Exactly as written, print out each entry in the data, with no pictures.
Data to examine below:
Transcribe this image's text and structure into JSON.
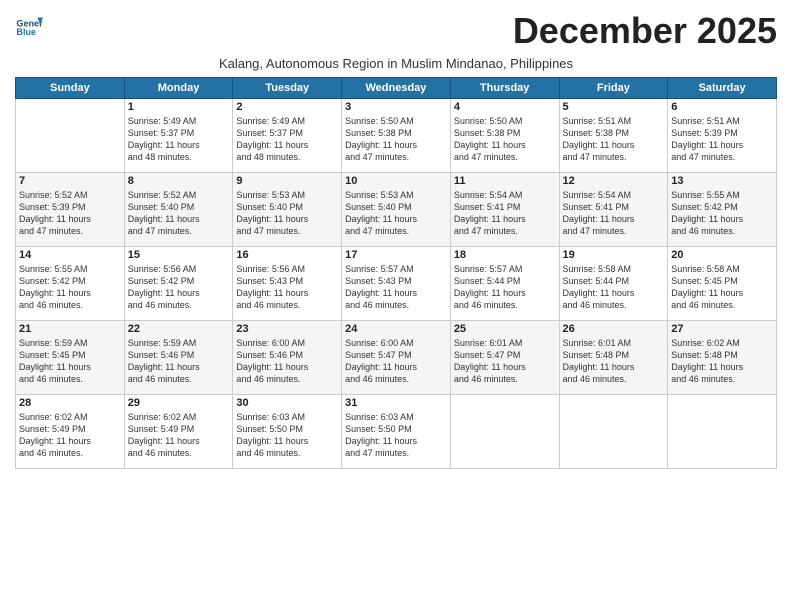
{
  "logo": {
    "line1": "General",
    "line2": "Blue"
  },
  "title": "December 2025",
  "subtitle": "Kalang, Autonomous Region in Muslim Mindanao, Philippines",
  "days_of_week": [
    "Sunday",
    "Monday",
    "Tuesday",
    "Wednesday",
    "Thursday",
    "Friday",
    "Saturday"
  ],
  "weeks": [
    [
      {
        "day": "",
        "info": ""
      },
      {
        "day": "1",
        "info": "Sunrise: 5:49 AM\nSunset: 5:37 PM\nDaylight: 11 hours\nand 48 minutes."
      },
      {
        "day": "2",
        "info": "Sunrise: 5:49 AM\nSunset: 5:37 PM\nDaylight: 11 hours\nand 48 minutes."
      },
      {
        "day": "3",
        "info": "Sunrise: 5:50 AM\nSunset: 5:38 PM\nDaylight: 11 hours\nand 47 minutes."
      },
      {
        "day": "4",
        "info": "Sunrise: 5:50 AM\nSunset: 5:38 PM\nDaylight: 11 hours\nand 47 minutes."
      },
      {
        "day": "5",
        "info": "Sunrise: 5:51 AM\nSunset: 5:38 PM\nDaylight: 11 hours\nand 47 minutes."
      },
      {
        "day": "6",
        "info": "Sunrise: 5:51 AM\nSunset: 5:39 PM\nDaylight: 11 hours\nand 47 minutes."
      }
    ],
    [
      {
        "day": "7",
        "info": "Sunrise: 5:52 AM\nSunset: 5:39 PM\nDaylight: 11 hours\nand 47 minutes."
      },
      {
        "day": "8",
        "info": "Sunrise: 5:52 AM\nSunset: 5:40 PM\nDaylight: 11 hours\nand 47 minutes."
      },
      {
        "day": "9",
        "info": "Sunrise: 5:53 AM\nSunset: 5:40 PM\nDaylight: 11 hours\nand 47 minutes."
      },
      {
        "day": "10",
        "info": "Sunrise: 5:53 AM\nSunset: 5:40 PM\nDaylight: 11 hours\nand 47 minutes."
      },
      {
        "day": "11",
        "info": "Sunrise: 5:54 AM\nSunset: 5:41 PM\nDaylight: 11 hours\nand 47 minutes."
      },
      {
        "day": "12",
        "info": "Sunrise: 5:54 AM\nSunset: 5:41 PM\nDaylight: 11 hours\nand 47 minutes."
      },
      {
        "day": "13",
        "info": "Sunrise: 5:55 AM\nSunset: 5:42 PM\nDaylight: 11 hours\nand 46 minutes."
      }
    ],
    [
      {
        "day": "14",
        "info": "Sunrise: 5:55 AM\nSunset: 5:42 PM\nDaylight: 11 hours\nand 46 minutes."
      },
      {
        "day": "15",
        "info": "Sunrise: 5:56 AM\nSunset: 5:42 PM\nDaylight: 11 hours\nand 46 minutes."
      },
      {
        "day": "16",
        "info": "Sunrise: 5:56 AM\nSunset: 5:43 PM\nDaylight: 11 hours\nand 46 minutes."
      },
      {
        "day": "17",
        "info": "Sunrise: 5:57 AM\nSunset: 5:43 PM\nDaylight: 11 hours\nand 46 minutes."
      },
      {
        "day": "18",
        "info": "Sunrise: 5:57 AM\nSunset: 5:44 PM\nDaylight: 11 hours\nand 46 minutes."
      },
      {
        "day": "19",
        "info": "Sunrise: 5:58 AM\nSunset: 5:44 PM\nDaylight: 11 hours\nand 46 minutes."
      },
      {
        "day": "20",
        "info": "Sunrise: 5:58 AM\nSunset: 5:45 PM\nDaylight: 11 hours\nand 46 minutes."
      }
    ],
    [
      {
        "day": "21",
        "info": "Sunrise: 5:59 AM\nSunset: 5:45 PM\nDaylight: 11 hours\nand 46 minutes."
      },
      {
        "day": "22",
        "info": "Sunrise: 5:59 AM\nSunset: 5:46 PM\nDaylight: 11 hours\nand 46 minutes."
      },
      {
        "day": "23",
        "info": "Sunrise: 6:00 AM\nSunset: 5:46 PM\nDaylight: 11 hours\nand 46 minutes."
      },
      {
        "day": "24",
        "info": "Sunrise: 6:00 AM\nSunset: 5:47 PM\nDaylight: 11 hours\nand 46 minutes."
      },
      {
        "day": "25",
        "info": "Sunrise: 6:01 AM\nSunset: 5:47 PM\nDaylight: 11 hours\nand 46 minutes."
      },
      {
        "day": "26",
        "info": "Sunrise: 6:01 AM\nSunset: 5:48 PM\nDaylight: 11 hours\nand 46 minutes."
      },
      {
        "day": "27",
        "info": "Sunrise: 6:02 AM\nSunset: 5:48 PM\nDaylight: 11 hours\nand 46 minutes."
      }
    ],
    [
      {
        "day": "28",
        "info": "Sunrise: 6:02 AM\nSunset: 5:49 PM\nDaylight: 11 hours\nand 46 minutes."
      },
      {
        "day": "29",
        "info": "Sunrise: 6:02 AM\nSunset: 5:49 PM\nDaylight: 11 hours\nand 46 minutes."
      },
      {
        "day": "30",
        "info": "Sunrise: 6:03 AM\nSunset: 5:50 PM\nDaylight: 11 hours\nand 46 minutes."
      },
      {
        "day": "31",
        "info": "Sunrise: 6:03 AM\nSunset: 5:50 PM\nDaylight: 11 hours\nand 47 minutes."
      },
      {
        "day": "",
        "info": ""
      },
      {
        "day": "",
        "info": ""
      },
      {
        "day": "",
        "info": ""
      }
    ]
  ]
}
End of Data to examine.
Task result -
Transcribe this image's text and structure into JSON.
{
  "logo": {
    "line1": "General",
    "line2": "Blue"
  },
  "title": "December 2025",
  "subtitle": "Kalang, Autonomous Region in Muslim Mindanao, Philippines",
  "days_of_week": [
    "Sunday",
    "Monday",
    "Tuesday",
    "Wednesday",
    "Thursday",
    "Friday",
    "Saturday"
  ],
  "weeks": [
    [
      {
        "day": "",
        "info": ""
      },
      {
        "day": "1",
        "info": "Sunrise: 5:49 AM\nSunset: 5:37 PM\nDaylight: 11 hours\nand 48 minutes."
      },
      {
        "day": "2",
        "info": "Sunrise: 5:49 AM\nSunset: 5:37 PM\nDaylight: 11 hours\nand 48 minutes."
      },
      {
        "day": "3",
        "info": "Sunrise: 5:50 AM\nSunset: 5:38 PM\nDaylight: 11 hours\nand 47 minutes."
      },
      {
        "day": "4",
        "info": "Sunrise: 5:50 AM\nSunset: 5:38 PM\nDaylight: 11 hours\nand 47 minutes."
      },
      {
        "day": "5",
        "info": "Sunrise: 5:51 AM\nSunset: 5:38 PM\nDaylight: 11 hours\nand 47 minutes."
      },
      {
        "day": "6",
        "info": "Sunrise: 5:51 AM\nSunset: 5:39 PM\nDaylight: 11 hours\nand 47 minutes."
      }
    ],
    [
      {
        "day": "7",
        "info": "Sunrise: 5:52 AM\nSunset: 5:39 PM\nDaylight: 11 hours\nand 47 minutes."
      },
      {
        "day": "8",
        "info": "Sunrise: 5:52 AM\nSunset: 5:40 PM\nDaylight: 11 hours\nand 47 minutes."
      },
      {
        "day": "9",
        "info": "Sunrise: 5:53 AM\nSunset: 5:40 PM\nDaylight: 11 hours\nand 47 minutes."
      },
      {
        "day": "10",
        "info": "Sunrise: 5:53 AM\nSunset: 5:40 PM\nDaylight: 11 hours\nand 47 minutes."
      },
      {
        "day": "11",
        "info": "Sunrise: 5:54 AM\nSunset: 5:41 PM\nDaylight: 11 hours\nand 47 minutes."
      },
      {
        "day": "12",
        "info": "Sunrise: 5:54 AM\nSunset: 5:41 PM\nDaylight: 11 hours\nand 47 minutes."
      },
      {
        "day": "13",
        "info": "Sunrise: 5:55 AM\nSunset: 5:42 PM\nDaylight: 11 hours\nand 46 minutes."
      }
    ],
    [
      {
        "day": "14",
        "info": "Sunrise: 5:55 AM\nSunset: 5:42 PM\nDaylight: 11 hours\nand 46 minutes."
      },
      {
        "day": "15",
        "info": "Sunrise: 5:56 AM\nSunset: 5:42 PM\nDaylight: 11 hours\nand 46 minutes."
      },
      {
        "day": "16",
        "info": "Sunrise: 5:56 AM\nSunset: 5:43 PM\nDaylight: 11 hours\nand 46 minutes."
      },
      {
        "day": "17",
        "info": "Sunrise: 5:57 AM\nSunset: 5:43 PM\nDaylight: 11 hours\nand 46 minutes."
      },
      {
        "day": "18",
        "info": "Sunrise: 5:57 AM\nSunset: 5:44 PM\nDaylight: 11 hours\nand 46 minutes."
      },
      {
        "day": "19",
        "info": "Sunrise: 5:58 AM\nSunset: 5:44 PM\nDaylight: 11 hours\nand 46 minutes."
      },
      {
        "day": "20",
        "info": "Sunrise: 5:58 AM\nSunset: 5:45 PM\nDaylight: 11 hours\nand 46 minutes."
      }
    ],
    [
      {
        "day": "21",
        "info": "Sunrise: 5:59 AM\nSunset: 5:45 PM\nDaylight: 11 hours\nand 46 minutes."
      },
      {
        "day": "22",
        "info": "Sunrise: 5:59 AM\nSunset: 5:46 PM\nDaylight: 11 hours\nand 46 minutes."
      },
      {
        "day": "23",
        "info": "Sunrise: 6:00 AM\nSunset: 5:46 PM\nDaylight: 11 hours\nand 46 minutes."
      },
      {
        "day": "24",
        "info": "Sunrise: 6:00 AM\nSunset: 5:47 PM\nDaylight: 11 hours\nand 46 minutes."
      },
      {
        "day": "25",
        "info": "Sunrise: 6:01 AM\nSunset: 5:47 PM\nDaylight: 11 hours\nand 46 minutes."
      },
      {
        "day": "26",
        "info": "Sunrise: 6:01 AM\nSunset: 5:48 PM\nDaylight: 11 hours\nand 46 minutes."
      },
      {
        "day": "27",
        "info": "Sunrise: 6:02 AM\nSunset: 5:48 PM\nDaylight: 11 hours\nand 46 minutes."
      }
    ],
    [
      {
        "day": "28",
        "info": "Sunrise: 6:02 AM\nSunset: 5:49 PM\nDaylight: 11 hours\nand 46 minutes."
      },
      {
        "day": "29",
        "info": "Sunrise: 6:02 AM\nSunset: 5:49 PM\nDaylight: 11 hours\nand 46 minutes."
      },
      {
        "day": "30",
        "info": "Sunrise: 6:03 AM\nSunset: 5:50 PM\nDaylight: 11 hours\nand 46 minutes."
      },
      {
        "day": "31",
        "info": "Sunrise: 6:03 AM\nSunset: 5:50 PM\nDaylight: 11 hours\nand 47 minutes."
      },
      {
        "day": "",
        "info": ""
      },
      {
        "day": "",
        "info": ""
      },
      {
        "day": "",
        "info": ""
      }
    ]
  ]
}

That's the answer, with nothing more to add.